simultaneous equations in quadratics, 183 sine, 218 223224, 230231, 233234 series for sine using progressions, 302303 sine waves, 237238 differentiation, 308309 fourth power term in transfer characteristics, 317 harmonic motion, 31031 1 linear or nonlinear relationships, 31 1 nonlinear relationships, 312314 power sinusoids, multiple components, 316317 powerterm combination, 318319 sinusoidal motion, 309310 successive differentiation, 301302 symmetrical nonlinearity, 314316 waveform synthesis, 451452 sinh, 405 sinusoidal motion, 309310 slave, 473 slide rule, 441 slope, logarithmic scales, 434436 speed measurements, 102107 acceleration, 189192 acceleration at constant power, 200201 average speed calculations, 103105, 107 constant acceleration, 198199 making up time, 107 rate of change and progressions, 289290 reference quantity, 105106 velocity, 192, 199200 spheres surface area calculation using integration, 341 volume calculation using integration, 341 springs energy storage in, 201202 energy transfer in released, 201202 resonance cycles, energy transfer, 203204 travel and velocity in resonance cycles, 204205 square roots, 176180 continued square roots, 178179 cube roots, 180182 imaginary numbers, 182 placeholder importance, 179 positive and negative signs, 180 square waves, 454 offset, 456 switching functions, 456459 triangular waves vs., 454455 squared numbers, 7273, 142 difference equals sum times difference, 173174 factors, 175 roots (see square roots) sumanddifference principle in geometry, 175 squares, area calculation, 8687 static triggering, 473 subtraction, 2433 borrowing, 2627 changemaking, 2830 checking answers using addition, 2526 dry measures, 32 fractions, 7475 large numbers, 2728 liquid measures, 32 weight units, 30 successive differentiation, 294295, 297298, 301302 sum and difference formulas, 175, 236237 supplementary angles, 243244 surds, 265 switching functions, square waves as, 456459 symmetrical nonlinearity, 314316 time (see also speed measurements), 1001 19 rateofgrowth calculations, 108109 speed, distance times time, 102107 triangular waves, 453454 series, trigonometric series, 422 square waves vs., 454455 triggering, 473 edge, 473 negativeedge, 473 positiveedge, 473 static, 473 trigonometric series, 422 trigonometry algebra combined with, 322323 angles, in a circle, 242243 angles, multiple angles, 239240 angles, triangle measurement, 213214 area calculations, 89, 93 area calculations, acute triangles, 91 area calculations, obtuse triangles, 92 complementary angles, 243244 cosine, 218, 231232, 233234 curves, sine waves, 237238 degree measurement of angles, 220 differenceangles ratios, 235236 equilateral triangles, 220 hypotenuse, 215 isosceles triangles, 220, 24024 1 obtuse angles, 234235 problem solving, 223, 225226 Pythagorean theorem, 216217, 238 ratios for angles, 221 ratios to identify angles, 215216 right isosceles triangles, 222 right triangles, 214217 sine, 218, 230231, 233234 sinecosinetangent tables, 223224 sum angles, ratios, 229

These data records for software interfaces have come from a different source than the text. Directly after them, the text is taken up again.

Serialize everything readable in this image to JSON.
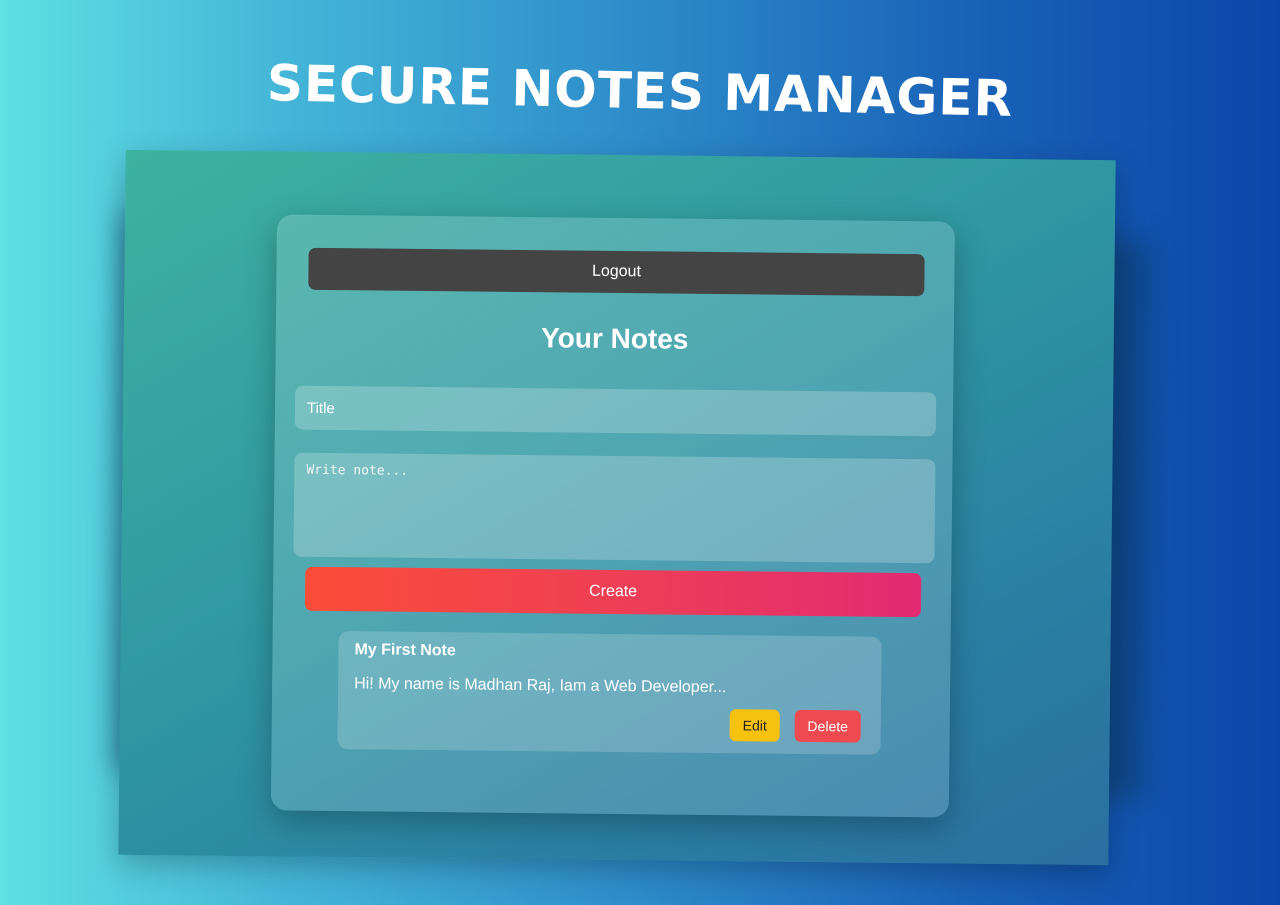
{
  "banner": {
    "title": "SECURE NOTES MANAGER"
  },
  "app": {
    "logout_label": "Logout",
    "heading": "Your Notes",
    "title_placeholder": "Title",
    "note_placeholder": "Write note...",
    "create_label": "Create"
  },
  "notes": [
    {
      "title": "My First Note",
      "body": "Hi! My name is Madhan Raj, Iam a Web Developer...",
      "edit_label": "Edit",
      "delete_label": "Delete"
    }
  ],
  "colors": {
    "logout_button": "#444444",
    "create_gradient_start": "#fb4c38",
    "create_gradient_end": "#e22a72",
    "edit_button": "#f7c20f",
    "delete_button": "#ee4a4f",
    "text": "#ffffff"
  }
}
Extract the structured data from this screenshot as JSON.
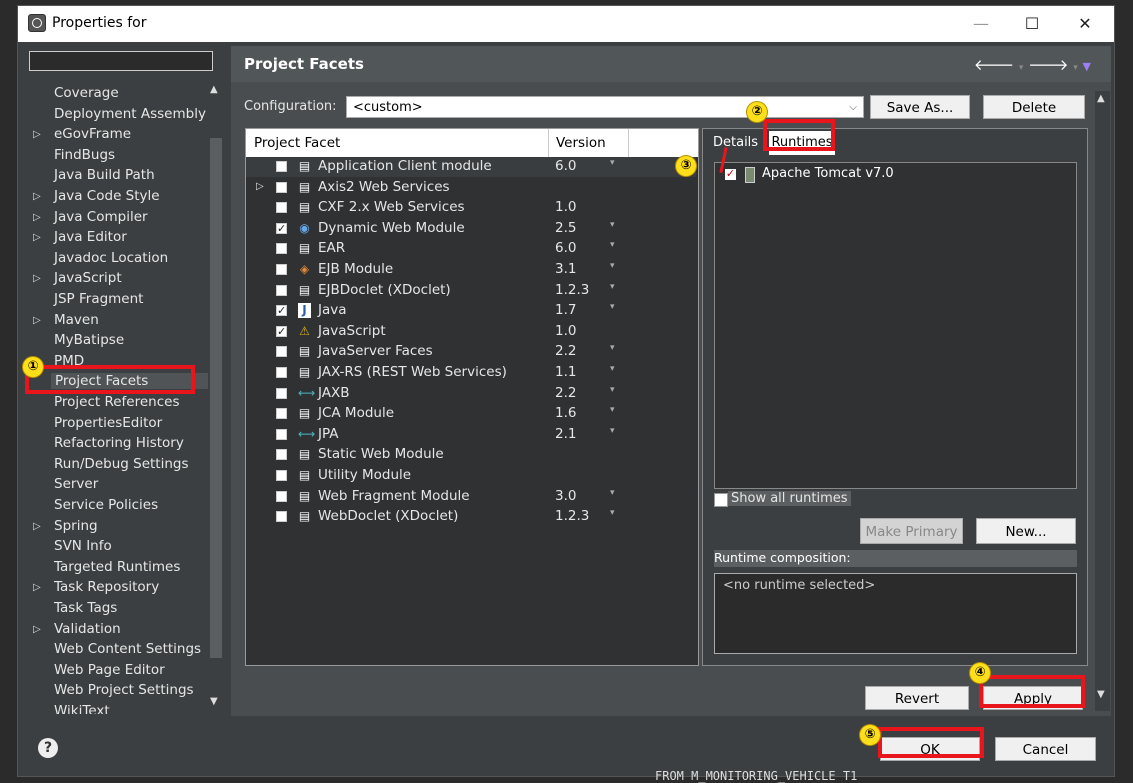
{
  "window": {
    "title": "Properties for",
    "min": "—",
    "max": "☐",
    "close": "✕"
  },
  "left": {
    "items": [
      {
        "label": "Coverage",
        "arrow": ""
      },
      {
        "label": "Deployment Assembly",
        "arrow": ""
      },
      {
        "label": "eGovFrame",
        "arrow": "▷"
      },
      {
        "label": "FindBugs",
        "arrow": ""
      },
      {
        "label": "Java Build Path",
        "arrow": ""
      },
      {
        "label": "Java Code Style",
        "arrow": "▷"
      },
      {
        "label": "Java Compiler",
        "arrow": "▷"
      },
      {
        "label": "Java Editor",
        "arrow": "▷"
      },
      {
        "label": "Javadoc Location",
        "arrow": ""
      },
      {
        "label": "JavaScript",
        "arrow": "▷"
      },
      {
        "label": "JSP Fragment",
        "arrow": ""
      },
      {
        "label": "Maven",
        "arrow": "▷"
      },
      {
        "label": "MyBatipse",
        "arrow": ""
      },
      {
        "label": "PMD",
        "arrow": ""
      },
      {
        "label": "Project Facets",
        "arrow": ""
      },
      {
        "label": "Project References",
        "arrow": ""
      },
      {
        "label": "PropertiesEditor",
        "arrow": ""
      },
      {
        "label": "Refactoring History",
        "arrow": ""
      },
      {
        "label": "Run/Debug Settings",
        "arrow": ""
      },
      {
        "label": "Server",
        "arrow": ""
      },
      {
        "label": "Service Policies",
        "arrow": ""
      },
      {
        "label": "Spring",
        "arrow": "▷"
      },
      {
        "label": "SVN Info",
        "arrow": ""
      },
      {
        "label": "Targeted Runtimes",
        "arrow": ""
      },
      {
        "label": "Task Repository",
        "arrow": "▷"
      },
      {
        "label": "Task Tags",
        "arrow": ""
      },
      {
        "label": "Validation",
        "arrow": "▷"
      },
      {
        "label": "Web Content Settings",
        "arrow": ""
      },
      {
        "label": "Web Page Editor",
        "arrow": ""
      },
      {
        "label": "Web Project Settings",
        "arrow": ""
      },
      {
        "label": "WikiText",
        "arrow": ""
      }
    ],
    "selected": "Project Facets"
  },
  "right": {
    "title": "Project Facets",
    "config_label": "Configuration:",
    "config_value": "<custom>",
    "save_as": "Save As...",
    "delete": "Delete",
    "col_facet": "Project Facet",
    "col_version": "Version",
    "facets": [
      {
        "name": "Application Client module",
        "version": "6.0",
        "checked": false,
        "icon": "doc",
        "exp": "",
        "dd": true
      },
      {
        "name": "Axis2 Web Services",
        "version": "",
        "checked": false,
        "icon": "doc",
        "exp": "▷",
        "dd": false
      },
      {
        "name": "CXF 2.x Web Services",
        "version": "1.0",
        "checked": false,
        "icon": "doc",
        "exp": "",
        "dd": false
      },
      {
        "name": "Dynamic Web Module",
        "version": "2.5",
        "checked": true,
        "icon": "web",
        "exp": "",
        "dd": true
      },
      {
        "name": "EAR",
        "version": "6.0",
        "checked": false,
        "icon": "doc",
        "exp": "",
        "dd": true
      },
      {
        "name": "EJB Module",
        "version": "3.1",
        "checked": false,
        "icon": "ejb",
        "exp": "",
        "dd": true
      },
      {
        "name": "EJBDoclet (XDoclet)",
        "version": "1.2.3",
        "checked": false,
        "icon": "doc",
        "exp": "",
        "dd": true
      },
      {
        "name": "Java",
        "version": "1.7",
        "checked": true,
        "icon": "java",
        "exp": "",
        "dd": true
      },
      {
        "name": "JavaScript",
        "version": "1.0",
        "checked": true,
        "icon": "js",
        "exp": "",
        "dd": false
      },
      {
        "name": "JavaServer Faces",
        "version": "2.2",
        "checked": false,
        "icon": "doc",
        "exp": "",
        "dd": true
      },
      {
        "name": "JAX-RS (REST Web Services)",
        "version": "1.1",
        "checked": false,
        "icon": "doc",
        "exp": "",
        "dd": true
      },
      {
        "name": "JAXB",
        "version": "2.2",
        "checked": false,
        "icon": "arrows",
        "exp": "",
        "dd": true
      },
      {
        "name": "JCA Module",
        "version": "1.6",
        "checked": false,
        "icon": "doc",
        "exp": "",
        "dd": true
      },
      {
        "name": "JPA",
        "version": "2.1",
        "checked": false,
        "icon": "arrows",
        "exp": "",
        "dd": true
      },
      {
        "name": "Static Web Module",
        "version": "",
        "checked": false,
        "icon": "doc",
        "exp": "",
        "dd": false
      },
      {
        "name": "Utility Module",
        "version": "",
        "checked": false,
        "icon": "doc",
        "exp": "",
        "dd": false
      },
      {
        "name": "Web Fragment Module",
        "version": "3.0",
        "checked": false,
        "icon": "doc",
        "exp": "",
        "dd": true
      },
      {
        "name": "WebDoclet (XDoclet)",
        "version": "1.2.3",
        "checked": false,
        "icon": "doc",
        "exp": "",
        "dd": true
      }
    ],
    "tab_details": "Details",
    "tab_runtimes": "Runtimes",
    "runtime_name": "Apache Tomcat v7.0",
    "show_all": "Show all runtimes",
    "make_primary": "Make Primary",
    "new": "New...",
    "composition_label": "Runtime composition:",
    "composition_value": "<no runtime selected>",
    "revert": "Revert",
    "apply": "Apply"
  },
  "bottom": {
    "help": "?",
    "ok": "OK",
    "cancel": "Cancel",
    "bg_code": "FROM M_MONITORING_VEHICLE T1"
  },
  "markers": [
    "①",
    "②",
    "③",
    "④",
    "⑤"
  ],
  "colors": {
    "highlight": "#e8161c",
    "marker": "#ffde1a"
  }
}
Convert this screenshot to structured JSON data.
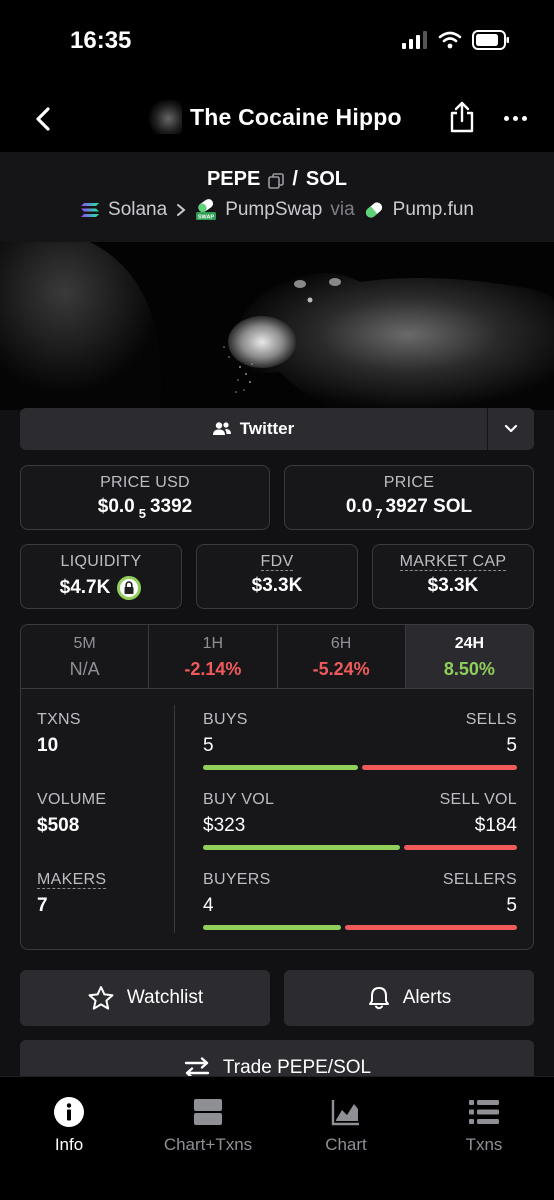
{
  "status": {
    "time": "16:35"
  },
  "nav": {
    "title": "The Cocaine Hippo"
  },
  "pair": {
    "base": "PEPE",
    "separator": "/",
    "quote": "SOL",
    "chain": "Solana",
    "dex": "PumpSwap",
    "via": "via",
    "launchpad": "Pump.fun"
  },
  "links": {
    "twitter": "Twitter"
  },
  "price": {
    "usd_label": "PRICE USD",
    "usd_prefix": "$0.0",
    "usd_sub": "5",
    "usd_suffix": "3392",
    "native_label": "PRICE",
    "native_prefix": "0.0",
    "native_sub": "7",
    "native_suffix": "3927 SOL"
  },
  "metrics": {
    "liquidity_label": "LIQUIDITY",
    "liquidity_value": "$4.7K",
    "fdv_label": "FDV",
    "fdv_value": "$3.3K",
    "mcap_label": "MARKET CAP",
    "mcap_value": "$3.3K"
  },
  "timeframes": [
    {
      "label": "5M",
      "value": "N/A"
    },
    {
      "label": "1H",
      "value": "-2.14%"
    },
    {
      "label": "6H",
      "value": "-5.24%"
    },
    {
      "label": "24H",
      "value": "8.50%"
    }
  ],
  "stats": {
    "txns_label": "TXNS",
    "txns_value": "10",
    "volume_label": "VOLUME",
    "volume_value": "$508",
    "makers_label": "MAKERS",
    "makers_value": "7",
    "buys_label": "BUYS",
    "buys_value": "5",
    "sells_label": "SELLS",
    "sells_value": "5",
    "buy_vol_label": "BUY VOL",
    "buy_vol_value": "$323",
    "sell_vol_label": "SELL VOL",
    "sell_vol_value": "$184",
    "buyers_label": "BUYERS",
    "buyers_value": "4",
    "sellers_label": "SELLERS",
    "sellers_value": "5",
    "buys_share": 0.5,
    "buy_vol_share": 0.637,
    "buyers_share": 0.444
  },
  "actions": {
    "watchlist": "Watchlist",
    "alerts": "Alerts",
    "trade": "Trade PEPE/SOL"
  },
  "tabs": [
    {
      "label": "Info",
      "icon": "info-icon"
    },
    {
      "label": "Chart+Txns",
      "icon": "split-icon"
    },
    {
      "label": "Chart",
      "icon": "chart-icon"
    },
    {
      "label": "Txns",
      "icon": "list-icon"
    }
  ],
  "colors": {
    "positive": "#8fcf5a",
    "negative": "#f05a5a",
    "background": "#111114"
  }
}
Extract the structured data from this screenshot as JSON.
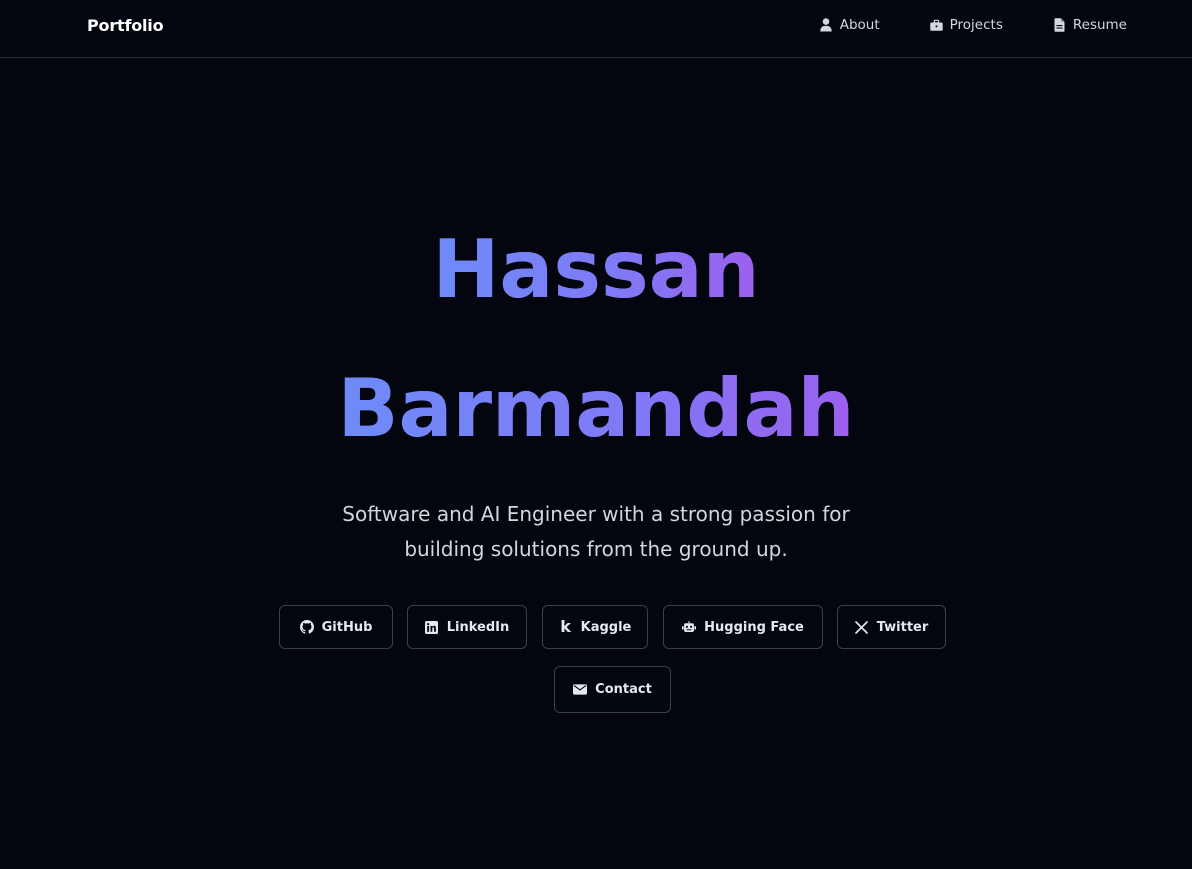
{
  "navbar": {
    "brand": "Portfolio",
    "links": [
      {
        "label": "About",
        "icon": "user-icon"
      },
      {
        "label": "Projects",
        "icon": "briefcase-icon"
      },
      {
        "label": "Resume",
        "icon": "file-icon"
      }
    ]
  },
  "hero": {
    "name_line_1": "Hassan",
    "name_line_2": "Barmandah",
    "tagline_line_1": "Software and AI Engineer with a strong passion for",
    "tagline_line_2": "building solutions from the ground up.",
    "gradient_colors": [
      "#6d89f8",
      "#9b62ef"
    ]
  },
  "social_buttons": [
    {
      "label": "GitHub",
      "icon": "github-icon"
    },
    {
      "label": "LinkedIn",
      "icon": "linkedin-icon"
    },
    {
      "label": "Kaggle",
      "icon": "kaggle-icon"
    },
    {
      "label": "Hugging Face",
      "icon": "robot-icon"
    },
    {
      "label": "Twitter",
      "icon": "x-icon"
    },
    {
      "label": "Contact",
      "icon": "envelope-icon"
    }
  ],
  "colors": {
    "background": "#03060f",
    "border": "#3a3f4b",
    "text": "#d3d6dc"
  }
}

T
T flipflop, 473 tangents, 21 8, 223224, 232234 successive derivatives, 334 tanh, 405 terabyte, 472
Index
sum and difference formulas, 236237 supplementary angles, 243244 tangent, 218, 232234 trinary logic, 468 truth statements in algebra, 143 truth tables, 475476 volume cone, using integration, 343, 355 pyramid, using integration, 341342 sphere, using integration, 344
567
W
waveforms Fourier series, 453 quadratic curves series, 459 square, 454 square, offset, 456 square, switching functions, 456459 synthesis, 451452 transfer characteristics, 461463 triangular, 453454
v
variables, 142, 297 vectors, 277 velocity, 192 acceleration a t constant power, 200201 kinetic energy and, 199200 rate of change and progressions, 289290 resonance cycles, 204205 vinculum, 265
weight units addition of units, 1921 balance (scales) use, 31 metric system, 9495 multiplication, 4445 subtraction, 30 work, 187188, 192193 energy and, 193194 gravitational measure of, 197198
X
XOR, 470 XOR gate, 470, 471
z
zero, 6, 9
multiplication, 37, 41